Natural Resources & Environment
The Earth's temperature is rising as a result of increased atmospheric concentrations of greenhouse gases. Agriculture is a source of methane and nitrous oxide emissions, two prominent greenhouse gases. Changes in agricultural practices can reduce emissions of these gases, and reduce atmospheric concentration of carbon dioxide by sequestering carbon in soil.
Some farming practices (excess fertilization and manure, for example) can degrade our Nation's natural resources while others (such as preserving land for wildlife) can enhance our natural heritage. USDA conservation programs offer producers a range of options for assistance with conservation efforts.

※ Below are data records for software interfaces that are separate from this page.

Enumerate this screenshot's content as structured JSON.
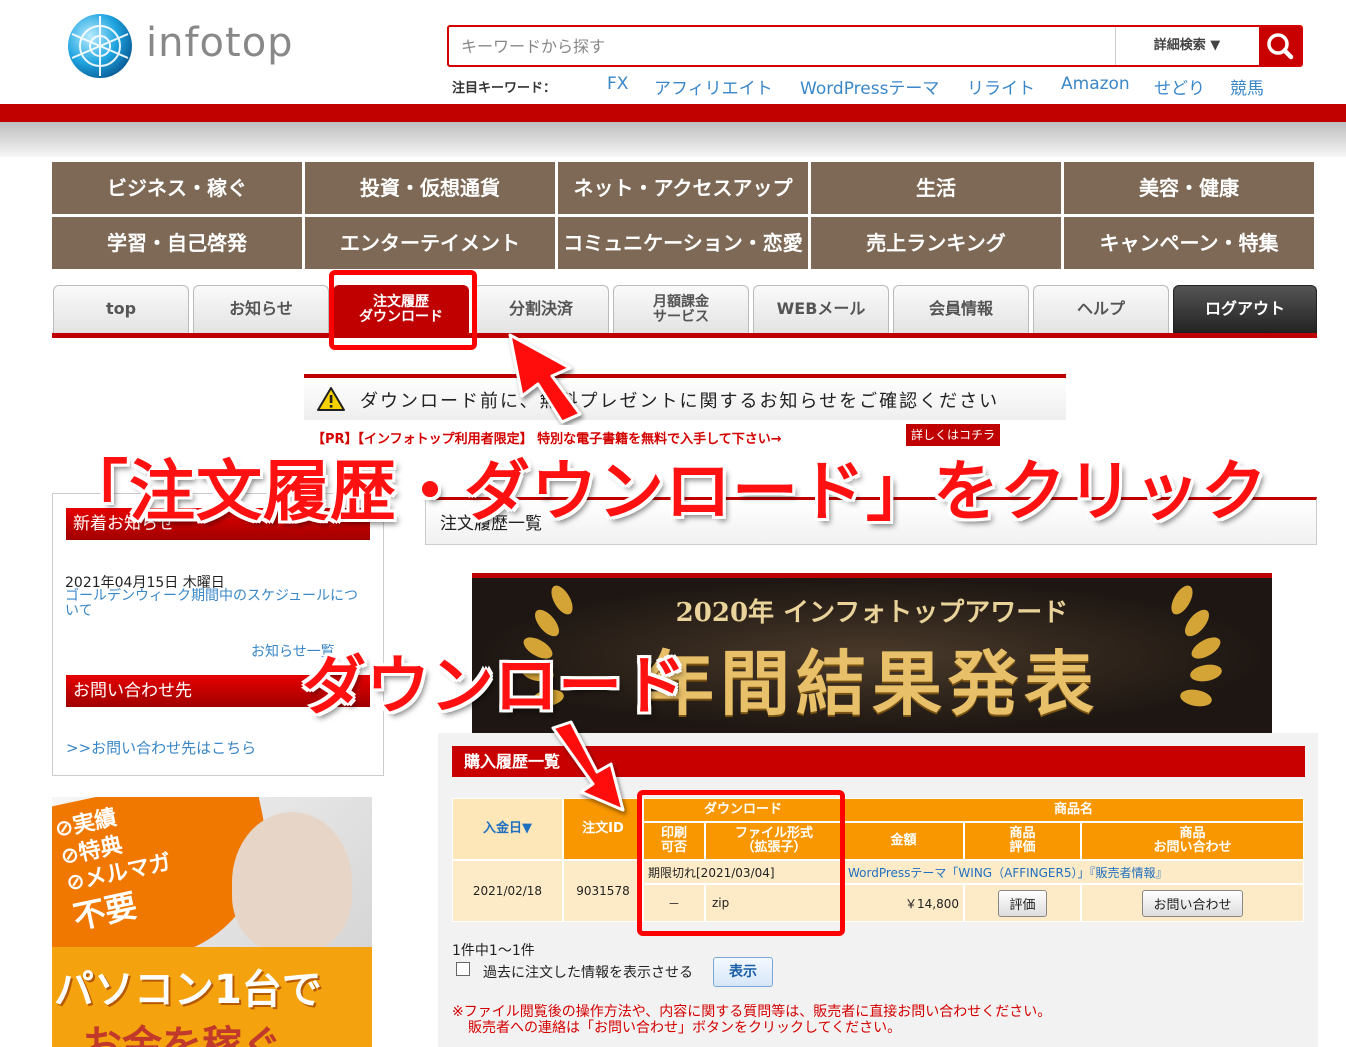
{
  "header": {
    "logo_text": "infotop",
    "search_placeholder": "キーワードから探す",
    "detail_search": "詳細検索 ▼",
    "keywords_label": "注目キーワード：",
    "keywords": [
      "FX",
      "アフィリエイト",
      "WordPressテーマ",
      "リライト",
      "Amazon",
      "せどり",
      "競馬"
    ]
  },
  "categories": [
    "ビジネス・稼ぐ",
    "投資・仮想通貨",
    "ネット・アクセスアップ",
    "生活",
    "美容・健康",
    "学習・自己啓発",
    "エンターテイメント",
    "コミュニケーション・恋愛",
    "売上ランキング",
    "キャンペーン・特集"
  ],
  "tabs": [
    {
      "label": "top"
    },
    {
      "label": "お知らせ"
    },
    {
      "label": "注文履歴\nダウンロード"
    },
    {
      "label": "分割決済"
    },
    {
      "label": "月額課金\nサービス"
    },
    {
      "label": "WEBメール"
    },
    {
      "label": "会員情報"
    },
    {
      "label": "ヘルプ"
    },
    {
      "label": "ログアウト"
    }
  ],
  "notice": {
    "text": "ダウンロード前に、無料プレゼントに関するお知らせをご確認ください",
    "pr_text": "【PR】【インフォトップ利用者限定】 特別な電子書籍を無料で入手して下さい→",
    "pr_button": "詳しくはコチラ"
  },
  "annotations": {
    "main": "「注文履歴・ダウンロード」をクリック",
    "download": "ダウンロード"
  },
  "sidebar": {
    "news_heading": "新着お知らせ",
    "news_date": "2021年04月15日 木曜日",
    "news_link": "ゴールデンウィーク期間中のスケジュールについて",
    "news_more": "お知らせ一覧",
    "contact_heading": "お問い合わせ先",
    "contact_link": ">>お問い合わせ先はこちら",
    "promo_badges": [
      "実績",
      "特典",
      "メルマガ"
    ],
    "promo_unneeded": "不要",
    "promo_text": "パソコン1台で",
    "promo_text2": "お金を稼ぐ"
  },
  "main": {
    "page_title": "注文履歴一覧",
    "banner_sub": "2020年 インフォトップアワード",
    "banner_main": "年間結果発表",
    "purchase_heading": "購入履歴一覧",
    "table": {
      "headers": {
        "date": "入金日▼",
        "order_id": "注文ID",
        "download": "ダウンロード",
        "print": "印刷\n可否",
        "file_format": "ファイル形式\n（拡張子）",
        "product_name": "商品名",
        "amount": "金額",
        "review": "商品\n評価",
        "inquiry": "商品\nお問い合わせ"
      },
      "row": {
        "date": "2021/02/18",
        "order_id": "9031578",
        "expired": "期限切れ[2021/03/04]",
        "product": "WordPressテーマ「WING（AFFINGER5）」『販売者情報』",
        "print": "－",
        "format": "zip",
        "amount": "￥14,800",
        "review_btn": "評価",
        "inquiry_btn": "お問い合わせ"
      }
    },
    "count_text": "1件中1〜1件",
    "past_checkbox_label": "過去に注文した情報を表示させる",
    "show_button": "表示",
    "note_line1": "※ファイル閲覧後の操作方法や、内容に関する質問等は、販売者に直接お問い合わせください。",
    "note_line2": "販売者への連絡は「お問い合わせ」ボタンをクリックしてください。"
  },
  "colors": {
    "brand_red": "#c00000",
    "category_brown": "#7d6955",
    "table_orange": "#f99700",
    "link_blue": "#3a87c8",
    "annotation_red": "#ff1111"
  }
}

ERS analyzes the use and efficacy of conservation practices and of Federal programs and policies aimed at combating the harmful effects of agriculture as they relate to soil quality, water quality, air quality, wildlife habitat, and wetlands preservation.

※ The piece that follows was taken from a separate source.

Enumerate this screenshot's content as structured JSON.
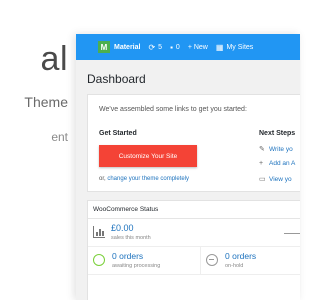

Consumer demand for organically produced goods has shown double-digit growth for well over a decade, providing market incentives for U.S. farmers across a broad range of products. Growth in organic agricultural production is occurring in both developed and developing countries worldwide, and the competition for major consumer markets in developed countries, particularly the United States and Europe, is increasing. ERS research on organic agriculture looks at these issues, and the chapter on organic trade has been updated with this release.